Tag: Stephen Chbosky


wonderIn a family friendly version of David Lynch’s The Elephant Man, director Stephen Chbosky has negotiated the foggy area between trite and truth in this engaging tale of triumph over adversity. It’s been a while between films for Chbosky who gave us the surprisingly good The Perks of Being a Wallflower back in 2012.  His latest outing is an adaptation of R.J. Palacio’s best selling novel Wonder—if you haven’t heard of it, your kids probably have.

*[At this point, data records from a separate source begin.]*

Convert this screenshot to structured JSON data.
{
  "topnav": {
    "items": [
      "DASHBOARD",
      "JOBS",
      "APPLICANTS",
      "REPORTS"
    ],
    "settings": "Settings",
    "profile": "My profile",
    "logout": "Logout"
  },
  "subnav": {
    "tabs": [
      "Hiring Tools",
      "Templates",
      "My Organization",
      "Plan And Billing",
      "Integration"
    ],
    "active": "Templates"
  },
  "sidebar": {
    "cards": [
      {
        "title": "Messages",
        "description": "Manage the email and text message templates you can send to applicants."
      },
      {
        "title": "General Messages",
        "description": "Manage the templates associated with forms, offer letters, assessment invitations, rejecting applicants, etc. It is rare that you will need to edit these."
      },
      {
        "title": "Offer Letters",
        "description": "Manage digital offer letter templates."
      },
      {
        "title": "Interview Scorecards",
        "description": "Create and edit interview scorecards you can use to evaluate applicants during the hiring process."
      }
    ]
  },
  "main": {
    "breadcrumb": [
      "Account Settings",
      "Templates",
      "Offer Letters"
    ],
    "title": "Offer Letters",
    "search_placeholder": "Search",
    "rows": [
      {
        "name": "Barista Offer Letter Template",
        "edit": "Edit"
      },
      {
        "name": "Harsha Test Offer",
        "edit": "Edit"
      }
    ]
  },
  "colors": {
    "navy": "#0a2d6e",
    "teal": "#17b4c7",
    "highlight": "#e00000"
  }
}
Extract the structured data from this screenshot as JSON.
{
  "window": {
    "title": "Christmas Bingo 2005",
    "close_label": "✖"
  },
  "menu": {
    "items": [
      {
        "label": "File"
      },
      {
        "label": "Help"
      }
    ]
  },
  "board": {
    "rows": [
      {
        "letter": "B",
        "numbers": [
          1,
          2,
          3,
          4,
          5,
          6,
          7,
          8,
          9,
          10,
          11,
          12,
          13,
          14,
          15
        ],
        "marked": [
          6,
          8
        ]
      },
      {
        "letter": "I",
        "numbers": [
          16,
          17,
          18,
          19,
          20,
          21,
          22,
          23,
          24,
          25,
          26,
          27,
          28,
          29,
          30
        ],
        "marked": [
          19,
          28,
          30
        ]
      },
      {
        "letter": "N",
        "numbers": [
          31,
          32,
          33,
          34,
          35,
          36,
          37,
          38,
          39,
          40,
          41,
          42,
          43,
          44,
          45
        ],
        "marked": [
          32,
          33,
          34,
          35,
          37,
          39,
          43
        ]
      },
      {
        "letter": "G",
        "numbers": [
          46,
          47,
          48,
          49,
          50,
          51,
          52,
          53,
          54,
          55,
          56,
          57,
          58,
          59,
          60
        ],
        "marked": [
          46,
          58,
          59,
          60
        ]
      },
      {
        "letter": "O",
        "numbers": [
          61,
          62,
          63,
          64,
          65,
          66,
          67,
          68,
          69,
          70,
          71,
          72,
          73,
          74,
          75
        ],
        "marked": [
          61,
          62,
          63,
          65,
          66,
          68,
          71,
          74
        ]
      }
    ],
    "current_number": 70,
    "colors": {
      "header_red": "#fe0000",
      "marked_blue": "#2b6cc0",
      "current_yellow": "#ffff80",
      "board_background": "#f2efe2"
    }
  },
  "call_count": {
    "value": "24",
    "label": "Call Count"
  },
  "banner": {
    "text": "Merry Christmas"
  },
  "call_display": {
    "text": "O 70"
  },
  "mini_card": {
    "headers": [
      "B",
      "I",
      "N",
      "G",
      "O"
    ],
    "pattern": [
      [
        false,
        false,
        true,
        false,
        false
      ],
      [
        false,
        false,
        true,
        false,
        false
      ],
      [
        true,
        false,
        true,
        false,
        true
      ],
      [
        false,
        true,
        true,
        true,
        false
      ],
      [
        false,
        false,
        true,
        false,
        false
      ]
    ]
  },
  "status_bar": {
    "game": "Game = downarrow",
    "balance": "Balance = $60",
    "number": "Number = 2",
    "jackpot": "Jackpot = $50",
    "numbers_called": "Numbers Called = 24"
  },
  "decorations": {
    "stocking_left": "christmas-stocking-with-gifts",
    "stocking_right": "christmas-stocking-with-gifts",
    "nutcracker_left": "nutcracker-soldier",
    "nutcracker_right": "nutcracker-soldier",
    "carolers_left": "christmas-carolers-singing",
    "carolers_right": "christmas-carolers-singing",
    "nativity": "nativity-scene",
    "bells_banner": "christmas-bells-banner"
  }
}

Wonder tells the story of August Pullman, a ten-year-old boy deformed from birth due to a genetic disorder.  Having been shielded from the cruel taunts of the school playground, his homeschooling parents (played by Owen Wilson and Julia Roberts) feel it time to integrate Auggie into public school life.  The film is rife with harsh realities and tender moments as Auggie (and the people around him) adjust to the change.  Jacob Tremblay (Room) does a commendable job of playing the lead and presents a broad range of emotions despite the difficulties of dealing with a ton of facial prosthetic makeup.

Although Auggie provides the film with its narrative momentum, Wonder’s strength lies in how his circumstances affect, and ultimately inspire others; his sister dealing with being the forgotten sibling, the classmates who learn to accept him and others who reject him—they all learn important lessons brought about through self-examination.

Other than a chaptered structure which introduces the main players and their point-of-view, and a dusting of magical realism throughout, Wonder prudently avoids getting too caught up in the artifice of film, electing instead to tell its story simply and cleanly.

Wonder is not without a few false steps—Auggie’s dad (Owen Wilson) is relegated to a comic relief role which misses a unique opportunity to examine a father-son relationship, and moments throughout the film are prone to being too maudlin. Despite this, Wonder’s emotive qualities caught me off guard, and try as a might, I couldn’t keep a dry eye … some chilli-flakes must’ve fallen into my popcorn.


You can see my published reviews here.

Perks of Taking Shelter

It been a couple of weeks since my last update. It is the beginning of term and so my focus has shifted towards my thesis and the cinema of Aronofsky. Things might be a little sporadic this year. To that end, I have recently revisited Aronofsky’s Pi, Requiem for a Dream, and The Fountain. I had forgotten just how good The Fountain is. Perhaps the end is a little overworked, but other than that, it is a masterpiece. I’m starting to snuggle my thoughts into the idea that Aronofsky’s films are examples of “cinema of absent presence”. A concept that I was introduced to in Dillon’s book The Solaris Effect. He examines how Tarkovsky, in his film Solaris, explored the relationship the viewer has with the screen fiction being observed; experiencing a reality, but in fact only observing celluloid. Woody Allen more directly explored similar ideas in The Purple Rose of Cairo and I believe Aronofsky is, perhaps unintentionally, stepping on similar grounds. Four of his five films appear to explore the haves and have-nots of cinema, and this is the direction I seem to be currently heading.

Of other films I have recently seen …

Jeff Nichol’s Take Shelter; I have heard a lot about Jeff Nichols but this is the first film of his that I’ve seen. Michael Shannon does an impressive job playing Curtis, a blue-collar worker who starts to suffer panic attacks resulting in visions and paranoia. The ensuing strained relationship with his wife is equally impressively played by Jessica Chastain. Perhaps a little overdrawn, this film is for the most part a superb and unique portrayal of a very real mental illness. Rating here.


Take Shelter

The Perks of Being a Wallflower; “I feel … infinite”, a sentiment expressed by Charlie (played by Logan Lerman), which so aptly describes that feeling of youth. A kind of invincibility that we all felt when we were in that limbo period between child and adult. My brother described Perks as being a current day The Breakfast Club (despite being set in roughly the same era), which tonally describes this film well. There is, however, a lot more going on in this film. Directed and written (both book and screenplay) by Stephen Chbosky, The Perks of Being a Wallflower, centers around Charlie. An awkward freshman desperate to fit in, he falls in with a group of empowering but quirky seniors. The film beautifully develops its characters and unfolds Charlie’s darker mysteries with good consideration. I found Perks to be well balanced, really well acted, and for me will probably be the surprise of the year … but to be fair I wasn’t expecting much. Rating here.


The Perks of Being a Wallflower